The collection of five thousand old prints kept in the Tschammer Library and Archives include four books deserving special attention. These are the incunabula, i.e. the oldest printed books, issued between the invention of printing technology by Johannes Gutenberg and 1500.
One of the works is the Bible in two volumes, ornamented with outstanding manually colored woodcut illustrations, which – like in most of the incunabula – were printed with 16fonts that resemble traditional handwriting. The first letters of selected chapters were decorated with richly painted initials, using red, green, blue and golden colors. In the further parts of the book, the text was vivified with blue and red initials and so-called headings, i.e. red marking of selected letters, words or important fragments.
The described Bible was published in German in 1483 in Norway by Anton Koberger, renowned German printer, publisher and bookseller, who started printing operations after 1470 and continued them until 1504. Later, he worked as an editor and bookseller. In the peak time of his operations, he employed more than 100 specialists: printers, typesetters, revisers, illuminators, distributors, etc., and his workshop was equipped with 24 printing presses, which produced the most beautiful German books of that time: theological and law books, biographies of the saints and others. Koberger published more than 200 prints. His works feature artistic fonts and high-quality woodcuts, often designed based on the graphical layout of the “Bible of Cologne” printed in 1478 by Heinrich Quentell in Cologne. This book, probably being the most famous of all illustrated Bibles, included 125 etchings designed by an outstanding though anonymous artist.
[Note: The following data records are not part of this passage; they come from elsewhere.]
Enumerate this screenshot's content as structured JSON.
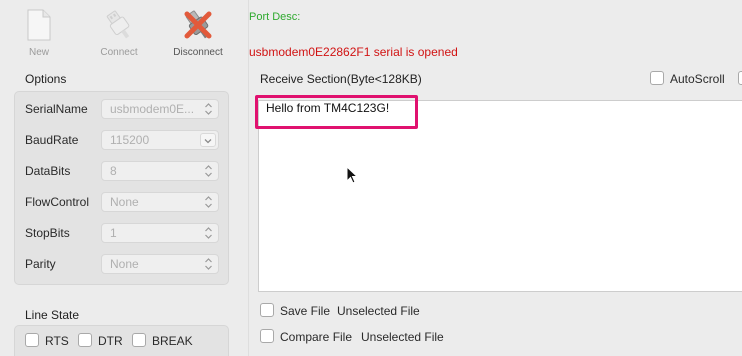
{
  "toolbar": {
    "new_label": "New",
    "connect_label": "Connect",
    "disconnect_label": "Disconnect"
  },
  "port_desc": "Port Desc:",
  "status_message": "usbmodem0E22862F1 serial is opened",
  "options": {
    "title": "Options",
    "rows": [
      {
        "label": "SerialName",
        "value": "usbmodem0E..."
      },
      {
        "label": "BaudRate",
        "value": "115200"
      },
      {
        "label": "DataBits",
        "value": "8"
      },
      {
        "label": "FlowControl",
        "value": "None"
      },
      {
        "label": "StopBits",
        "value": "1"
      },
      {
        "label": "Parity",
        "value": "None"
      }
    ]
  },
  "line_state": {
    "title": "Line State",
    "rts": "RTS",
    "dtr": "DTR",
    "break": "BREAK"
  },
  "receive": {
    "title": "Receive Section(Byte<128KB)",
    "autoscroll": "AutoScroll",
    "content": "Hello from TM4C123G!"
  },
  "save_file": {
    "label": "Save File",
    "value": "Unselected File"
  },
  "compare_file": {
    "label": "Compare File",
    "value": "Unselected File"
  },
  "colors": {
    "status_red": "#d11313",
    "port_desc_green": "#2faa2f",
    "highlight_pink": "#e0116f"
  }
}
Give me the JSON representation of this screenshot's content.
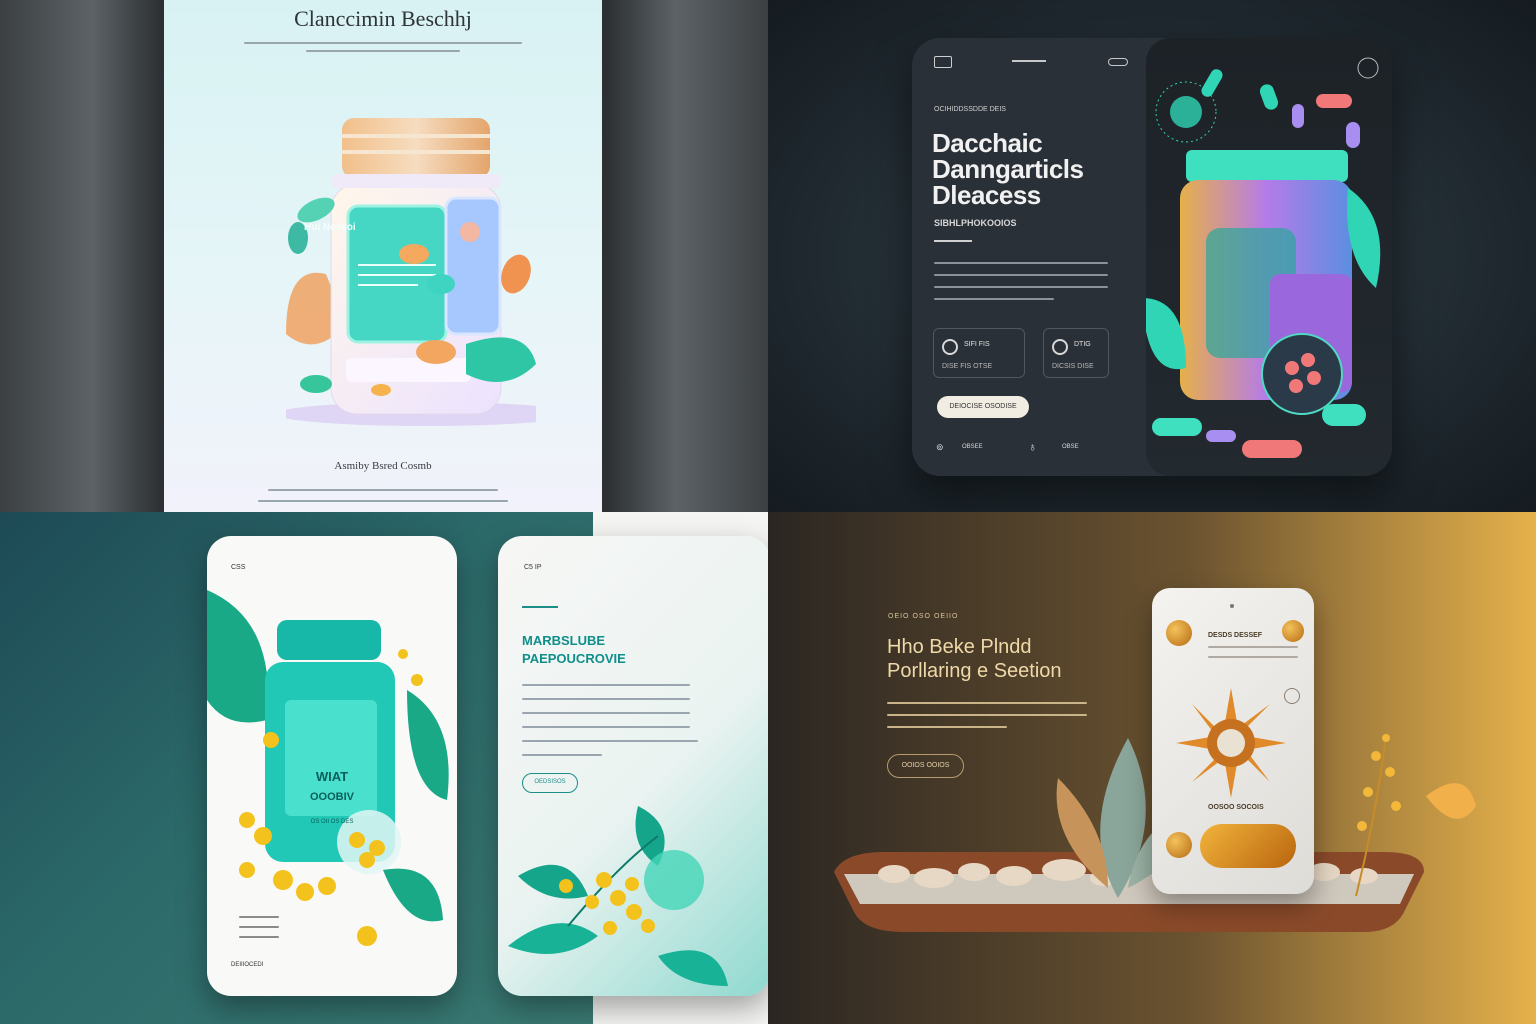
{
  "panel_1": {
    "title": "Clanccimin Beschhj",
    "jar_label": "Hui Nessoi",
    "caption": "Asmiby Bsred Cosmb"
  },
  "panel_2": {
    "small_label": "OCIHIDDSSDDE DEIS",
    "headline": [
      "Dacchaic",
      "Danngarticls",
      "Dleacess"
    ],
    "subheading": "SIBHLPHOKOOIOS",
    "feature_1": {
      "title": "SIFI FIS",
      "subtitle": "DISE FIS OTSE"
    },
    "feature_2": {
      "title": "DTIG",
      "subtitle": "DICSIS DISE"
    },
    "button": "DEIOCISE OSODISE",
    "nav_items": [
      "⊚",
      "OBSEE",
      "♁",
      "OBSE"
    ]
  },
  "panel_3": {
    "left_label": "CSS",
    "jar_text": [
      "WIAT",
      "OOOBIV"
    ],
    "jar_footer": "OS OII OS DES",
    "right_label": "C5 IP",
    "headline": [
      "MARBSLUBE",
      "PAEPOUCROVIE"
    ],
    "button": "OEDSISOS",
    "bottom_label": "DEIIIOCEDI"
  },
  "panel_4": {
    "small_label": "OEIO OSO OEIIO",
    "headline": [
      "Hho Beke Plndd",
      "Porllaring e Seetion"
    ],
    "button": "OOIOS OOIOS",
    "phone_label_1": "DESDS DESSEF",
    "phone_label_2": "OOSOO SOCOIS"
  },
  "colors": {
    "teal": "#19b8a8",
    "mint": "#3fe0c0",
    "amber": "#f3b83a",
    "lavender": "#a88ef0",
    "coral": "#f07878"
  }
}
The great woodcutter who worked based on the illustrations of the former for the book printed by Koberger is also unknown.
The woodcuts made for the above-mentioned “Christian books” imitated the illuminated manuscripts, which are not limited to contour layouts only and make the illustrations more vivid with intensive shading (hatching).